Requirement
Each entry in the material below should be copied without any alteration.

Entries supplied
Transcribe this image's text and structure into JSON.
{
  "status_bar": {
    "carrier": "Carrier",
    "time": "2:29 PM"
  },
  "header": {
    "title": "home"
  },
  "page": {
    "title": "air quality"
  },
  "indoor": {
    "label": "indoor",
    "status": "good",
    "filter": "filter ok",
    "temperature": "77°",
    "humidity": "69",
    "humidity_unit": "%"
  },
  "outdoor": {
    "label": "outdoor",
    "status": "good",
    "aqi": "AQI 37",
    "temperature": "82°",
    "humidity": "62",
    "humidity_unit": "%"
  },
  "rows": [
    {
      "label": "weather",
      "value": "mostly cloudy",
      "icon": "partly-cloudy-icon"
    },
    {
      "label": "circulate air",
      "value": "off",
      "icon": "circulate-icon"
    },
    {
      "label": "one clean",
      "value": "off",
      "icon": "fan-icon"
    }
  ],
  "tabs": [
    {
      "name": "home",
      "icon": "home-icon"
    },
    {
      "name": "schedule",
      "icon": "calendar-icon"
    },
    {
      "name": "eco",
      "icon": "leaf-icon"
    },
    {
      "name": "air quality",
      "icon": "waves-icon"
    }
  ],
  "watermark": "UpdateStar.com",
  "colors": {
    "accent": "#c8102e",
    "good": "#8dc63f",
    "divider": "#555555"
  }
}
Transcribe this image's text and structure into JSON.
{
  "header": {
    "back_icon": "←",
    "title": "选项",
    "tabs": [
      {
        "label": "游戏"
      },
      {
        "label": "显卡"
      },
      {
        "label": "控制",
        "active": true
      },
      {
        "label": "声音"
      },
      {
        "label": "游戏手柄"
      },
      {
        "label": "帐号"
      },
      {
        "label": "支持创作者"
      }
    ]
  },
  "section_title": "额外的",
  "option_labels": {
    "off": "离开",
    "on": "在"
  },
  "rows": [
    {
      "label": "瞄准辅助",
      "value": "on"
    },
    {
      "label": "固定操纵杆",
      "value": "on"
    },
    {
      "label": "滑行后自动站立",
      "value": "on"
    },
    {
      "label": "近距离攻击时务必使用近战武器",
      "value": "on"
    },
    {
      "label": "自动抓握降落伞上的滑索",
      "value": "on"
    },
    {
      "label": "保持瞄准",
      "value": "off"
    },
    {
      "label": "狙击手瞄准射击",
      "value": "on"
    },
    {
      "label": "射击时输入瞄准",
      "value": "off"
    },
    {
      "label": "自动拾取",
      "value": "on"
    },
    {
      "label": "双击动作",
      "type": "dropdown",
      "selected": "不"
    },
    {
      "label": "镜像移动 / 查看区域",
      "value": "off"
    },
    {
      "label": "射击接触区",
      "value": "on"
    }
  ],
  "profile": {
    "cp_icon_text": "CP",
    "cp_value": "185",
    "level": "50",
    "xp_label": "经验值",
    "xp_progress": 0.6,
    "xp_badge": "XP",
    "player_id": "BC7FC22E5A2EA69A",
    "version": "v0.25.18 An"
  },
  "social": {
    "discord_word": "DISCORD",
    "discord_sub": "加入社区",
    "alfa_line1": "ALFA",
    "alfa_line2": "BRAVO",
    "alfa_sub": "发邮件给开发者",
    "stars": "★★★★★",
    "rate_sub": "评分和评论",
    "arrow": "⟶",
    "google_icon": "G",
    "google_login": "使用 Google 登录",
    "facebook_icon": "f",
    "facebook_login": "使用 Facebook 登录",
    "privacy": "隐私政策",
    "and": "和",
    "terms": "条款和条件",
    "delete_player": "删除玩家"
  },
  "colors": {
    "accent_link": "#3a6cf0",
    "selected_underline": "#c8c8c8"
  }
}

Result below
Transcribe this image's text and structure into JSON.
{
  "status_bar": {
    "carrier": "Carrier",
    "time": "2:29 PM"
  },
  "header": {
    "title": "home"
  },
  "page": {
    "title": "air quality"
  },
  "indoor": {
    "label": "indoor",
    "status": "good",
    "filter": "filter ok",
    "temperature": "77°",
    "humidity": "69",
    "humidity_unit": "%"
  },
  "outdoor": {
    "label": "outdoor",
    "status": "good",
    "aqi": "AQI 37",
    "temperature": "82°",
    "humidity": "62",
    "humidity_unit": "%"
  },
  "rows": [
    {
      "label": "weather",
      "value": "mostly cloudy",
      "icon": "partly-cloudy-icon"
    },
    {
      "label": "circulate air",
      "value": "off",
      "icon": "circulate-icon"
    },
    {
      "label": "one clean",
      "value": "off",
      "icon": "fan-icon"
    }
  ],
  "tabs": [
    {
      "name": "home",
      "icon": "home-icon"
    },
    {
      "name": "schedule",
      "icon": "calendar-icon"
    },
    {
      "name": "eco",
      "icon": "leaf-icon"
    },
    {
      "name": "air quality",
      "icon": "waves-icon"
    }
  ],
  "watermark": "UpdateStar.com",
  "colors": {
    "accent": "#c8102e",
    "good": "#8dc63f",
    "divider": "#555555"
  }
}
Transcribe this image's text and structure into JSON.
{
  "header": {
    "back_icon": "←",
    "title": "选项",
    "tabs": [
      {
        "label": "游戏"
      },
      {
        "label": "显卡"
      },
      {
        "label": "控制",
        "active": true
      },
      {
        "label": "声音"
      },
      {
        "label": "游戏手柄"
      },
      {
        "label": "帐号"
      },
      {
        "label": "支持创作者"
      }
    ]
  },
  "section_title": "额外的",
  "option_labels": {
    "off": "离开",
    "on": "在"
  },
  "rows": [
    {
      "label": "瞄准辅助",
      "value": "on"
    },
    {
      "label": "固定操纵杆",
      "value": "on"
    },
    {
      "label": "滑行后自动站立",
      "value": "on"
    },
    {
      "label": "近距离攻击时务必使用近战武器",
      "value": "on"
    },
    {
      "label": "自动抓握降落伞上的滑索",
      "value": "on"
    },
    {
      "label": "保持瞄准",
      "value": "off"
    },
    {
      "label": "狙击手瞄准射击",
      "value": "on"
    },
    {
      "label": "射击时输入瞄准",
      "value": "off"
    },
    {
      "label": "自动拾取",
      "value": "on"
    },
    {
      "label": "双击动作",
      "type": "dropdown",
      "selected": "不"
    },
    {
      "label": "镜像移动 / 查看区域",
      "value": "off"
    },
    {
      "label": "射击接触区",
      "value": "on"
    }
  ],
  "profile": {
    "cp_icon_text": "CP",
    "cp_value": "185",
    "level": "50",
    "xp_label": "经验值",
    "xp_progress": 0.6,
    "xp_badge": "XP",
    "player_id": "BC7FC22E5A2EA69A",
    "version": "v0.25.18 An"
  },
  "social": {
    "discord_word": "DISCORD",
    "discord_sub": "加入社区",
    "alfa_line1": "ALFA",
    "alfa_line2": "BRAVO",
    "alfa_sub": "发邮件给开发者",
    "stars": "★★★★★",
    "rate_sub": "评分和评论",
    "arrow": "⟶",
    "google_icon": "G",
    "google_login": "使用 Google 登录",
    "facebook_icon": "f",
    "facebook_login": "使用 Facebook 登录",
    "privacy": "隐私政策",
    "and": "和",
    "terms": "条款和条件",
    "delete_player": "删除玩家"
  },
  "colors": {
    "accent_link": "#3a6cf0",
    "selected_underline": "#c8c8c8"
  }
}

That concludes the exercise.